Conference paper Open Access
Mayr, Philipp; Momeni, Fakhri; Lange, Christoph
Scholarly communication in the social sciences is centered around publications, in which data also play a key role. The increasingly collaborative scientific process, from a project plan, to collecting data, to interpreting them in a paper and submitting it for peer review, to publishing an article, to, finally, its consumption by readers, is insufficiently supported by contemporary information systems.
They support every individual step, but media discontinuities between steps cause inefficiency and loss of information: word processors lack direct access to data; reviewers cannot provide feedback inside the environment in which authors revising their papers; open access web publishing is constrained to document formats designed for paper printing but neglecting the Web’s accessibility
and interactivity potential; finally, readers, seeing a single frozen view of the underlying data in a paper, are unable to access the full extent of the data and to make observations beyond the restricted scope chosen by the author.
Web technology can address these problems. Isolated solutions, such as tools for publishing data on the Web for easy retrieval and visualization, exist in preliminary manifestations in the social sciences, but have not been integrated into tools for writing, reviewing and publishing articles. Tools that assist writers in making their documents’ structure explicit for information systems, as well as document
browsers that use articles as interactive interfaces to related information on the Web have been successfully deployed in the life sciences. In the Opening Scholarly Communication in Social Sciences (OSCOSS) project, founded by DFG, we will transfer these ideas to the social sciences by integrating existing data and publication management services into a web-based collaborative writing environment that publishers can set up to supports all types of end users throughout the publication process: authors, reviewers and readers.
With the collaborative document editor Fidus Writer and Open Journal Systems system we choose a stable technical foundation. We secure user acceptance by respecting the characteristics of the traditional processes social scientists are used to: web publications must have the same high-quality layout as print publications, and information must remain citable by stable page numbers. To ensure we meet these requirements, we will work closely with the publishers of

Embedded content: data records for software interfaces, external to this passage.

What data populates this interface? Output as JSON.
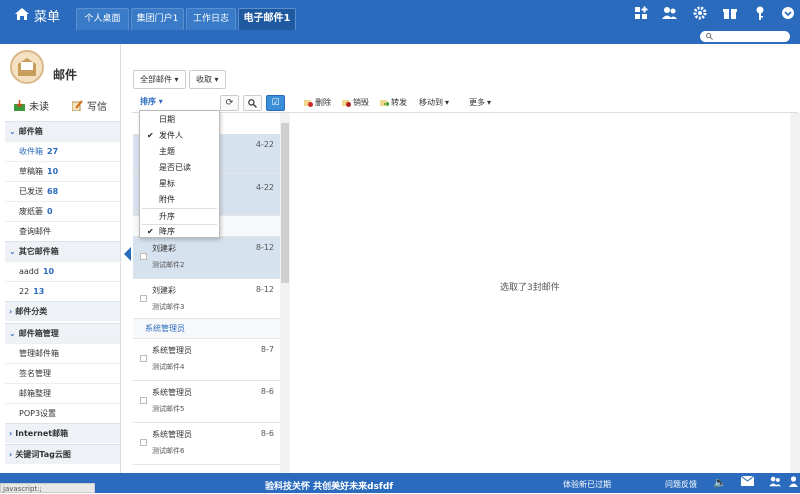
{
  "header": {
    "menu_label": "菜单",
    "tabs": [
      {
        "label": "个人桌面"
      },
      {
        "label": "集团门户1"
      },
      {
        "label": "工作日志"
      },
      {
        "label": "电子邮件1"
      }
    ],
    "icons": [
      "grid-plus-icon",
      "users-icon",
      "gear-icon",
      "gift-icon",
      "key-icon",
      "chevron-down-circle-icon"
    ],
    "search_placeholder": ""
  },
  "sidebar": {
    "title": "邮件",
    "unread_label": "未读",
    "write_label": "写信",
    "sections": [
      {
        "label": "邮件箱"
      },
      {
        "label": "其它邮件箱"
      },
      {
        "label": "邮件分类"
      },
      {
        "label": "邮件箱管理"
      },
      {
        "label": "Internet邮箱"
      },
      {
        "label": "关键词Tag云图"
      }
    ],
    "mailbox_items": [
      {
        "label": "收件箱",
        "count": "27"
      },
      {
        "label": "草稿箱",
        "count": "10"
      },
      {
        "label": "已发送",
        "count": "68"
      },
      {
        "label": "废纸篓",
        "count": "0"
      },
      {
        "label": "查询邮件",
        "count": ""
      }
    ],
    "other_items": [
      {
        "label": "aadd",
        "count": "10"
      },
      {
        "label": "22",
        "count": "13"
      }
    ],
    "manage_items": [
      {
        "label": "管理邮件箱"
      },
      {
        "label": "签名管理"
      },
      {
        "label": "邮箱整理"
      },
      {
        "label": "POP3设置"
      }
    ]
  },
  "toolbar": {
    "all_mail": "全部邮件",
    "receive": "收取",
    "sort": "排序",
    "delete": "删除",
    "recall": "销毁",
    "forward": "转发",
    "move_to": "移动到",
    "more": "更多"
  },
  "sort_menu": [
    {
      "label": "日期",
      "checked": false
    },
    {
      "label": "发件人",
      "checked": true
    },
    {
      "label": "主题",
      "checked": false
    },
    {
      "label": "是否已读",
      "checked": false
    },
    {
      "label": "星标",
      "checked": false
    },
    {
      "label": "附件",
      "checked": false
    },
    {
      "label": "升序",
      "checked": false
    },
    {
      "label": "降序",
      "checked": true
    }
  ],
  "mail_list": {
    "rows_top": [
      {
        "date": "4-22"
      },
      {
        "date": "4-22"
      }
    ],
    "rows": [
      {
        "sender": "刘建彩",
        "subject": "测试邮件2",
        "date": "8-12"
      },
      {
        "sender": "刘建彩",
        "subject": "测试邮件3",
        "date": "8-12"
      }
    ],
    "group2": "系统管理员",
    "rows2": [
      {
        "sender": "系统管理员",
        "subject": "测试邮件4",
        "date": "8-7"
      },
      {
        "sender": "系统管理员",
        "subject": "测试邮件5",
        "date": "8-6"
      },
      {
        "sender": "系统管理员",
        "subject": "测试邮件6",
        "date": "8-6"
      }
    ]
  },
  "main": {
    "selected_text": "选取了3封邮件"
  },
  "footer": {
    "status": "javascript:;",
    "marquee": "验科技关怀 共创美好未来dsfdf",
    "expire": "体验新已过期",
    "feedback": "问题反馈"
  },
  "colors": {
    "primary": "#2a6bbd",
    "selected_row": "#d6e2ee"
  }
}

“methods, data, analyses” (mda) and “Historical Social Research” (HSR), two international peer reviewed open accessible journals published by GESIS, and build early demonstrators for usability evaluation.
Our system will initially provide readers, authors and reviewers with an alternative, thus having the potential to gain wider acceptance and gradually replace the old, incoherent publication process of our journals and of others in related fields. It will make journals more “open” (in terms of reusability) that are open access already, and it has the potential to serve as an incentive for turning “closed” journals into open access ones.
In this poster we will present the framework of the system and highlight the following use case.
Reviewer Scenario: Jakob and Dagmar submitted their manuscript, pointing to data and the R code, to the journal mda. Rainer gets assigned Jakob and Dagmars’s manuscript for review. He wants to check whether Jakob and Dagmar have done their analysis in a correct way. He downloads their R code and raw data and redoes the calculation described in the paper. He observes that, for one of the statements that Jakob and Dagmar have made in the results section of their manuscript, the R output of the analysis does not give sufficient evidence. They should have known from Ariane’s paper published two years ago, that in one of the items of the dataset that they analysed, some data items are too sparse for reliably applying the significance test to them. Rainer marks the respective statement in Jakob’s and Dagmar’s result section, adding a reference to the methodology section of Ariane’s paper and to the affected item in the dataset. Finally, the editorial board decides to accept the submission, given that a major revision is made. Jakob and Dagmar receive the paper with 100 comments attached. As the comments are attached to precise parts of the paper, grouped by
reviewers and classified as “major” vs. “minor”, they can quickly prioritise the necessary tasks to improve their article.